**What the task asks:**
Every record below needs to be set down exactly. Pictures do not belong in the copy.
──────── Available data ────────
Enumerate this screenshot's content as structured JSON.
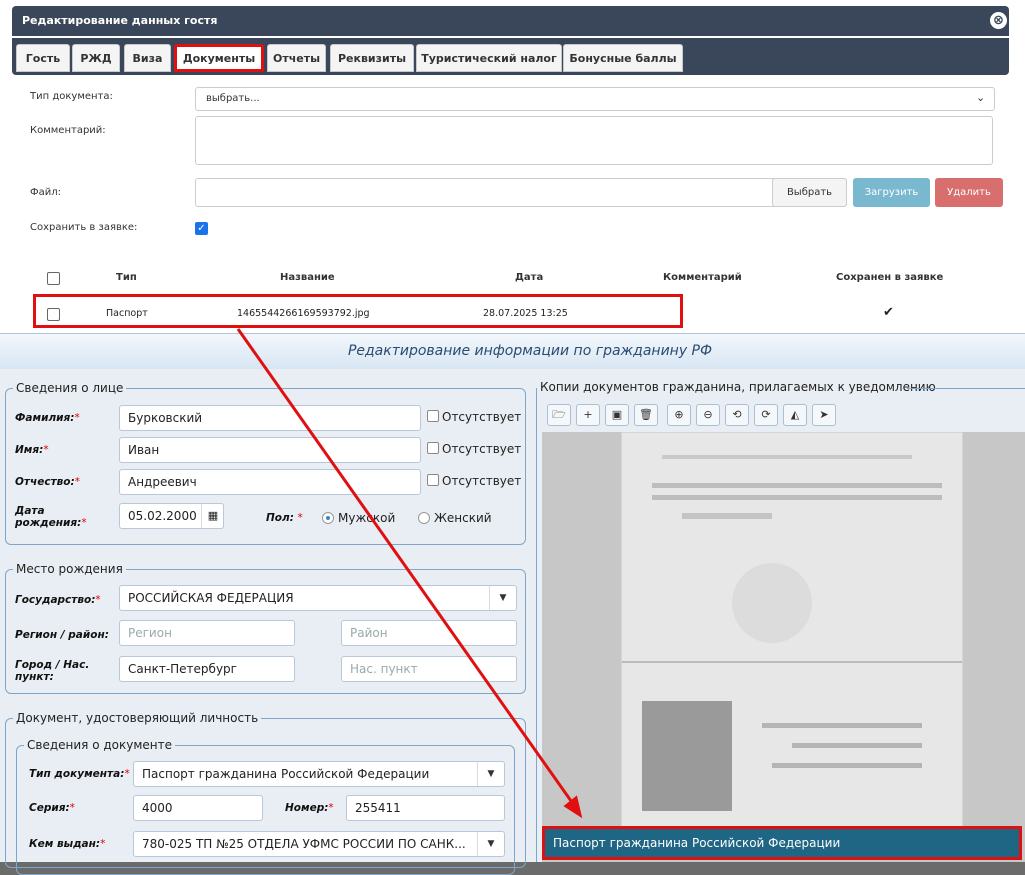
{
  "dialog": {
    "title": "Редактирование данных гостя",
    "close_icon": "⊗",
    "tabs": [
      "Гость",
      "РЖД",
      "Виза",
      "Документы",
      "Отчеты",
      "Реквизиты",
      "Туристический налог",
      "Бонусные баллы"
    ],
    "active_tab": "Документы",
    "doc_type_label": "Тип документа:",
    "doc_type_value": "выбрать...",
    "comment_label": "Комментарий:",
    "file_label": "Файл:",
    "choose_button": "Выбрать",
    "upload_button": "Загрузить",
    "delete_button": "Удалить",
    "save_in_request_label": "Сохранить в заявке:",
    "table": {
      "headers": [
        "Тип",
        "Название",
        "Дата",
        "Комментарий",
        "Сохранен в заявке"
      ],
      "rows": [
        {
          "type": "Паспорт",
          "name": "1465544266169593792.jpg",
          "date": "28.07.2025 13:25",
          "comment": "",
          "saved": "✔"
        }
      ]
    }
  },
  "window": {
    "title": "Редактирование информации по гражданину РФ",
    "person": {
      "legend": "Сведения о лице",
      "surname_label": "Фамилия:",
      "surname": "Бурковский",
      "name_label": "Имя:",
      "name": "Иван",
      "patronymic_label": "Отчество:",
      "patronymic": "Андреевич",
      "absent_label": "Отсутствует",
      "birthdate_label_1": "Дата",
      "birthdate_label_2": "рождения:",
      "birthdate": "05.02.2000",
      "sex_label": "Пол:",
      "male": "Мужской",
      "female": "Женский"
    },
    "birthplace": {
      "legend": "Место рождения",
      "country_label": "Государство:",
      "country": "РОССИЙСКАЯ ФЕДЕРАЦИЯ",
      "region_label": "Регион / район:",
      "region_placeholder": "Регион",
      "district_placeholder": "Район",
      "city_label_1": "Город / Нас.",
      "city_label_2": "пункт:",
      "city": "Санкт-Петербург",
      "settlement_placeholder": "Нас. пункт"
    },
    "identity": {
      "legend": "Документ, удостоверяющий личность",
      "sub_legend": "Сведения о документе",
      "doc_type_label": "Тип документа:",
      "doc_type": "Паспорт гражданина Российской Федерации",
      "series_label": "Серия:",
      "series": "4000",
      "number_label": "Номер:",
      "number": "255411",
      "issued_label": "Кем выдан:",
      "issued_by": "780-025 ТП №25 ОТДЕЛА УФМС РОССИИ ПО САНК..."
    },
    "copies": {
      "legend": "Копии документов гражданина, прилагаемых к уведомлению",
      "toolbar_icons": [
        "folder-open-icon",
        "add-icon",
        "save-icon",
        "trash-icon",
        "zoom-in-icon",
        "zoom-out-icon",
        "rotate-left-icon",
        "rotate-right-icon",
        "flip-icon",
        "send-icon"
      ],
      "caption": "Паспорт гражданина Российской Федерации"
    }
  },
  "colors": {
    "dialog_bar": "#3a4659",
    "highlight": "#e01010",
    "upload": "#7ab8cf",
    "delete": "#d86e6e",
    "caption_bg": "#1f6584"
  }
}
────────
**Solved exercise:**
Enumerate this screenshot's content as structured JSON.
{
  "dialog": {
    "title": "Редактирование данных гостя",
    "close_icon": "⊗",
    "tabs": [
      "Гость",
      "РЖД",
      "Виза",
      "Документы",
      "Отчеты",
      "Реквизиты",
      "Туристический налог",
      "Бонусные баллы"
    ],
    "active_tab": "Документы",
    "doc_type_label": "Тип документа:",
    "doc_type_value": "выбрать...",
    "comment_label": "Комментарий:",
    "file_label": "Файл:",
    "choose_button": "Выбрать",
    "upload_button": "Загрузить",
    "delete_button": "Удалить",
    "save_in_request_label": "Сохранить в заявке:",
    "table": {
      "headers": [
        "Тип",
        "Название",
        "Дата",
        "Комментарий",
        "Сохранен в заявке"
      ],
      "rows": [
        {
          "type": "Паспорт",
          "name": "1465544266169593792.jpg",
          "date": "28.07.2025 13:25",
          "comment": "",
          "saved": "✔"
        }
      ]
    }
  },
  "window": {
    "title": "Редактирование информации по гражданину РФ",
    "person": {
      "legend": "Сведения о лице",
      "surname_label": "Фамилия:",
      "surname": "Бурковский",
      "name_label": "Имя:",
      "name": "Иван",
      "patronymic_label": "Отчество:",
      "patronymic": "Андреевич",
      "absent_label": "Отсутствует",
      "birthdate_label_1": "Дата",
      "birthdate_label_2": "рождения:",
      "birthdate": "05.02.2000",
      "sex_label": "Пол:",
      "male": "Мужской",
      "female": "Женский"
    },
    "birthplace": {
      "legend": "Место рождения",
      "country_label": "Государство:",
      "country": "РОССИЙСКАЯ ФЕДЕРАЦИЯ",
      "region_label": "Регион / район:",
      "region_placeholder": "Регион",
      "district_placeholder": "Район",
      "city_label_1": "Город / Нас.",
      "city_label_2": "пункт:",
      "city": "Санкт-Петербург",
      "settlement_placeholder": "Нас. пункт"
    },
    "identity": {
      "legend": "Документ, удостоверяющий личность",
      "sub_legend": "Сведения о документе",
      "doc_type_label": "Тип документа:",
      "doc_type": "Паспорт гражданина Российской Федерации",
      "series_label": "Серия:",
      "series": "4000",
      "number_label": "Номер:",
      "number": "255411",
      "issued_label": "Кем выдан:",
      "issued_by": "780-025 ТП №25 ОТДЕЛА УФМС РОССИИ ПО САНК..."
    },
    "copies": {
      "legend": "Копии документов гражданина, прилагаемых к уведомлению",
      "toolbar_icons": [
        "folder-open-icon",
        "add-icon",
        "save-icon",
        "trash-icon",
        "zoom-in-icon",
        "zoom-out-icon",
        "rotate-left-icon",
        "rotate-right-icon",
        "flip-icon",
        "send-icon"
      ],
      "caption": "Паспорт гражданина Российской Федерации"
    }
  },
  "colors": {
    "dialog_bar": "#3a4659",
    "highlight": "#e01010",
    "upload": "#7ab8cf",
    "delete": "#d86e6e",
    "caption_bg": "#1f6584"
  }
}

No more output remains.